They got David Price. What else needs to be said, really? But when you look at what they gave up to have Price through 2015, GM Dave Dombrowski comes out even better. Detroit sent centerfielder Austin Jackson to the Mariners and the Rays received pitcher Drew Smyly and Class A shortstop Willy Adames. With Price, the Tigers now have the last three Cy Young winners in their rotation -- Justin Verlander and Max Scherzer are the others -- along with Anibal Sanchez and Rick Porcello. The only other club that can match up pitching-wise is the A’s, so the ALCS could wind up producing the likely World Series winner, too.
WINNER: BOSTON RED SOX
There is some hesitation to put Boston on this list, only because we’re surprised that Ben Cherington jettisoned Jon Lester rather than agree to an extension with his lefty ace well before this. But we’ll also credit Cherington for realizing the “bad math” the defending champions were facing in the second half and the futility of keeping a bad team together at this point. For a two-month rental of Lester, the Sox get Yoenis Cespedes, an outfield thumper they badly needed, through 2015. John Lackey brought them back major-league talent in Allen Craig and Joe Kelly. The Sox also traded Andrew Miller for one of the Orioles’ top pitching prospects in Eduardo Rodriguez. Trading Stephen Drew to the Yankees for Kelly Johnson saved them a few bucks in salary.

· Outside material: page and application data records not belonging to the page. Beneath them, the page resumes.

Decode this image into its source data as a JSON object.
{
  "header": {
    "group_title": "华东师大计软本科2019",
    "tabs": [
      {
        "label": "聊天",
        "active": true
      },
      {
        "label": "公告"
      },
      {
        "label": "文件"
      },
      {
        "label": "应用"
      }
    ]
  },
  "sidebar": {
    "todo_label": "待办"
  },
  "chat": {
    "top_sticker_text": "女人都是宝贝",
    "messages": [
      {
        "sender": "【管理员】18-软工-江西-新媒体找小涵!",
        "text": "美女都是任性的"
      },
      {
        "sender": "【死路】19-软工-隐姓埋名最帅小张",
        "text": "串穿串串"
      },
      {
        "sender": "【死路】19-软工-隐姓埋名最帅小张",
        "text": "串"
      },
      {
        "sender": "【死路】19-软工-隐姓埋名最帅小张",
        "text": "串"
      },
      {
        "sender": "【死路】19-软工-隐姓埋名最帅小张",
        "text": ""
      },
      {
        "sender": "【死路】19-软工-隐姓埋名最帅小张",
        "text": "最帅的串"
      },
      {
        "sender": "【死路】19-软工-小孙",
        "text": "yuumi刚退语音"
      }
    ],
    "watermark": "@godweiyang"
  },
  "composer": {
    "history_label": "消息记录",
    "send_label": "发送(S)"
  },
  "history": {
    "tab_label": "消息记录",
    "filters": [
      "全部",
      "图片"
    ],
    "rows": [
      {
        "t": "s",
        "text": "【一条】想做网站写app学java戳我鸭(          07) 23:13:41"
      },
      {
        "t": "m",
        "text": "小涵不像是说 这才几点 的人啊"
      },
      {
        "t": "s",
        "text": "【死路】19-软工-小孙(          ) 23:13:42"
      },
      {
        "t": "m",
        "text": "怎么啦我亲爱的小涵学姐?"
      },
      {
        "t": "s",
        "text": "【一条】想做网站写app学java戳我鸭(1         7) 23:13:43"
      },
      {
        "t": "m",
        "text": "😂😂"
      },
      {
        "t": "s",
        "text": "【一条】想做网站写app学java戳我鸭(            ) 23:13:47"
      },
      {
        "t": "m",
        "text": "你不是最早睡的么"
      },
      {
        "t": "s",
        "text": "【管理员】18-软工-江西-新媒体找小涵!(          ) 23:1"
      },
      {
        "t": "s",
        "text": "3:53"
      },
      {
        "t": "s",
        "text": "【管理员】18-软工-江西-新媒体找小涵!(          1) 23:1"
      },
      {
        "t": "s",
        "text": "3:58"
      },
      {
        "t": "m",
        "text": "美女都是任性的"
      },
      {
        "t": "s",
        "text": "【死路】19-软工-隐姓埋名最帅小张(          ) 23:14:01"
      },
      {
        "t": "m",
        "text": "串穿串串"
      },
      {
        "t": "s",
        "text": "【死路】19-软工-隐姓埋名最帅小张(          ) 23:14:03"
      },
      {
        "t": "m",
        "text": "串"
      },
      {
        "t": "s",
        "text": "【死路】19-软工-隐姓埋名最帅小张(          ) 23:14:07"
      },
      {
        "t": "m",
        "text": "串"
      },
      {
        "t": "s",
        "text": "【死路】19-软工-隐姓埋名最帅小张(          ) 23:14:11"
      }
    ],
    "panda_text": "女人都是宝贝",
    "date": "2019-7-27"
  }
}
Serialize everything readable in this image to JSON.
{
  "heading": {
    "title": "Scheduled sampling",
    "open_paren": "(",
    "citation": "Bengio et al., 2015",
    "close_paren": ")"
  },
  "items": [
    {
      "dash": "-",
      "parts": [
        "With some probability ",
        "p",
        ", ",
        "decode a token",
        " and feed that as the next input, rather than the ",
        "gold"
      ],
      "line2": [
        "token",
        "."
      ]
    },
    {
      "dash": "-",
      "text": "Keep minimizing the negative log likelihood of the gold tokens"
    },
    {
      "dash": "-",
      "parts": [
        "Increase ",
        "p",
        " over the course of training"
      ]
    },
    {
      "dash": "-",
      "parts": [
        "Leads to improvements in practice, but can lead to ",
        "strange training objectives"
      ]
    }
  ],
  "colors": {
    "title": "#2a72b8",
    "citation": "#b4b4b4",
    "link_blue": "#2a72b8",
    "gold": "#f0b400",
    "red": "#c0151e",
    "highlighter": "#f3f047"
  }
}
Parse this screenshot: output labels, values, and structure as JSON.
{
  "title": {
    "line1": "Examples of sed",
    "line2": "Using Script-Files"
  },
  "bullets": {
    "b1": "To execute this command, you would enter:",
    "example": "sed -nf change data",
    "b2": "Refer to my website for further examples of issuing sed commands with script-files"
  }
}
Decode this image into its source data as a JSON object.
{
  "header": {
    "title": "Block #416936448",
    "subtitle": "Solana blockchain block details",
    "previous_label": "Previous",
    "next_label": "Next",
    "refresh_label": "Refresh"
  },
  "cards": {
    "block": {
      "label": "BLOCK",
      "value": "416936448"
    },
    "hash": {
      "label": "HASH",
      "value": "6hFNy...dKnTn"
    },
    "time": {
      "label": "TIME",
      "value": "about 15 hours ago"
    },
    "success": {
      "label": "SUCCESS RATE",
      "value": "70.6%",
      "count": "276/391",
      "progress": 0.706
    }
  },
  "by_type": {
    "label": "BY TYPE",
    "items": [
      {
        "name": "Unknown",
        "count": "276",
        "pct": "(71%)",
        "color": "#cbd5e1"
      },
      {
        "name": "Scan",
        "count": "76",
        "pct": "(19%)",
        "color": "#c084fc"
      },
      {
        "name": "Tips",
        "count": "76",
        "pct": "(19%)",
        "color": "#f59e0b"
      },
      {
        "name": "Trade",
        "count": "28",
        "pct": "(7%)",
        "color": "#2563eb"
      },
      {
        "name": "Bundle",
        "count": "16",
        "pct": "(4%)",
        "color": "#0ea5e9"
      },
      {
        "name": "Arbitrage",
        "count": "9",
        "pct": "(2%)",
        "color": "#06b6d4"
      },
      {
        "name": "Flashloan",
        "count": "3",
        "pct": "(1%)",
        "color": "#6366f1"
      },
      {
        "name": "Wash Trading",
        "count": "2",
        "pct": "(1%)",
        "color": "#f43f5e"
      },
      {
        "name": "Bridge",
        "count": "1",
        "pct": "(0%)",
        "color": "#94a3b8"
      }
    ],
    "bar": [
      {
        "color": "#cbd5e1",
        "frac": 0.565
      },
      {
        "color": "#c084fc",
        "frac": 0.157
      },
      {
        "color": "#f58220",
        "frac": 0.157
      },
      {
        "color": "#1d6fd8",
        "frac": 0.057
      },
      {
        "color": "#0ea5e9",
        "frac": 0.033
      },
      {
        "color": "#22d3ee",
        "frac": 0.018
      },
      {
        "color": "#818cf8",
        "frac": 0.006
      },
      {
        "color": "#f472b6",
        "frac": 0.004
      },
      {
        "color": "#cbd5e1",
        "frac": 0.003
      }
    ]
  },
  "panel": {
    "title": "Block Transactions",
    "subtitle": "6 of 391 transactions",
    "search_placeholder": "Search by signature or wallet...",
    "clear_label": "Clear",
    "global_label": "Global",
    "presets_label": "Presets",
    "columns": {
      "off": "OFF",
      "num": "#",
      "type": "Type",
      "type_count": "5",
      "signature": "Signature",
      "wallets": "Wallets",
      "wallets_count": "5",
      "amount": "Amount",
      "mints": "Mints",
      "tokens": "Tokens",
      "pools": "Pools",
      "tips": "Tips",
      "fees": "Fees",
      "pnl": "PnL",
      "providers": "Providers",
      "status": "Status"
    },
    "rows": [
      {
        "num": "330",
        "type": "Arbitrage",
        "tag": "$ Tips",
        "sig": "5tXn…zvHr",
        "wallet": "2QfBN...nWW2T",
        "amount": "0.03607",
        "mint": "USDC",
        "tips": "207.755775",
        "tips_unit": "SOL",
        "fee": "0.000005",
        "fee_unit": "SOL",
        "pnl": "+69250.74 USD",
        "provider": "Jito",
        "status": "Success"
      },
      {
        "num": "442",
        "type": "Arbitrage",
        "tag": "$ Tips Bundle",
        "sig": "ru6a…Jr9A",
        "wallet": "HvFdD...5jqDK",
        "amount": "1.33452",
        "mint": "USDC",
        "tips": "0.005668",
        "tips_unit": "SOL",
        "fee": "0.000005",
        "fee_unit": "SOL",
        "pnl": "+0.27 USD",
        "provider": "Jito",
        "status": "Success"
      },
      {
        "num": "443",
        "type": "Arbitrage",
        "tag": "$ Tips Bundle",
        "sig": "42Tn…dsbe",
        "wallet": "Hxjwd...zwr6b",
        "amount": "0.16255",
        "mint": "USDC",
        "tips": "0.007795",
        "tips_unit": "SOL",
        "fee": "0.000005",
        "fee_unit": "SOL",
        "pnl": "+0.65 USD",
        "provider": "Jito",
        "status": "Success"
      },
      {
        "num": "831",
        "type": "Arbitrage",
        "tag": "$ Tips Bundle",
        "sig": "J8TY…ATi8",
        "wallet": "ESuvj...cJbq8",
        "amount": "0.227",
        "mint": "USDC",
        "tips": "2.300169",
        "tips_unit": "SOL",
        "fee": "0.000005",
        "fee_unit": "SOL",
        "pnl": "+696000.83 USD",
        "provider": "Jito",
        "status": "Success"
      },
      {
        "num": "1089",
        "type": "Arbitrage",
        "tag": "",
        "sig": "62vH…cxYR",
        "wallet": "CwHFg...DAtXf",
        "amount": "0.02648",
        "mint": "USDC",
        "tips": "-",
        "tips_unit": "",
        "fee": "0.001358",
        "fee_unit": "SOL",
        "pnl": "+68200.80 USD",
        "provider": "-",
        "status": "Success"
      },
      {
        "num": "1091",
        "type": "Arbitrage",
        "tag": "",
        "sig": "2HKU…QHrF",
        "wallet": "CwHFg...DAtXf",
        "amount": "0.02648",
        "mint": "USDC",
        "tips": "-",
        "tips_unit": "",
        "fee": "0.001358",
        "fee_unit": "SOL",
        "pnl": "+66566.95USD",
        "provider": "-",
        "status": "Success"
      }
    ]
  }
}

LOSER: PHILADELPHIA PHILLIES
Standing pat at the deadline with a bunch of overpaid, underperforming players never looks good, and you’d have to think -- despite GM Ruben Amaro Jr.’s comments -- the Phillies could have unloaded Marlon Byrd or A.J. Burnett with a few creative deals, even if it was only to save a couple million. And just when things looked as though they couldn’t get any worse for the Phillies, hours after the deadline, Cliff Lee -- a big-time post-waivers trade candidate -- left a game with elbow inflammation that likely will end his season. Ouch.
It’s not so much what Brian Cashman did that put the Yankees on this side of the ledger. In terms of trades, Cashman actually pulled off some pretty decent incremental upgrades, first with Brandon McCarthy, then Chase Headley followed by the deadline swaps for Stephen Drew and Martin Prado. No, the Yankees ultimately wound up losers because of what their AL rivals did to increase the gap between them. In desperate need of a No. 1 starter, Cashman could only watch as his division pals traded their aces -- knowing full well there was no shot of either Jon Lester or David Price being traded to the Bronx.
Maybe the term “losers” is a tad harsh here, but we’ll consider it more of a call to action for this coming offseason, when the Mets need to turn their prospect pool into an impact bat or two at the major-league level. Sandy Alderson conceded that there were deals he could have done by the deadline, but he didn’t feel he would be getting back fair value for his own players. And for now, that’s fine. The Mets are on the outer fringes of contention, and if they want another half-season to evaluate the roster -- both in Flushing and below -- maybe that sets them up better for the trade market in the offseason. Obviously, someone like Cespedes would have been perfect for the Mets. But they weren’t a match to help the A’s win a World Series this year, and only an ace such as Lester was getting that type of return this July.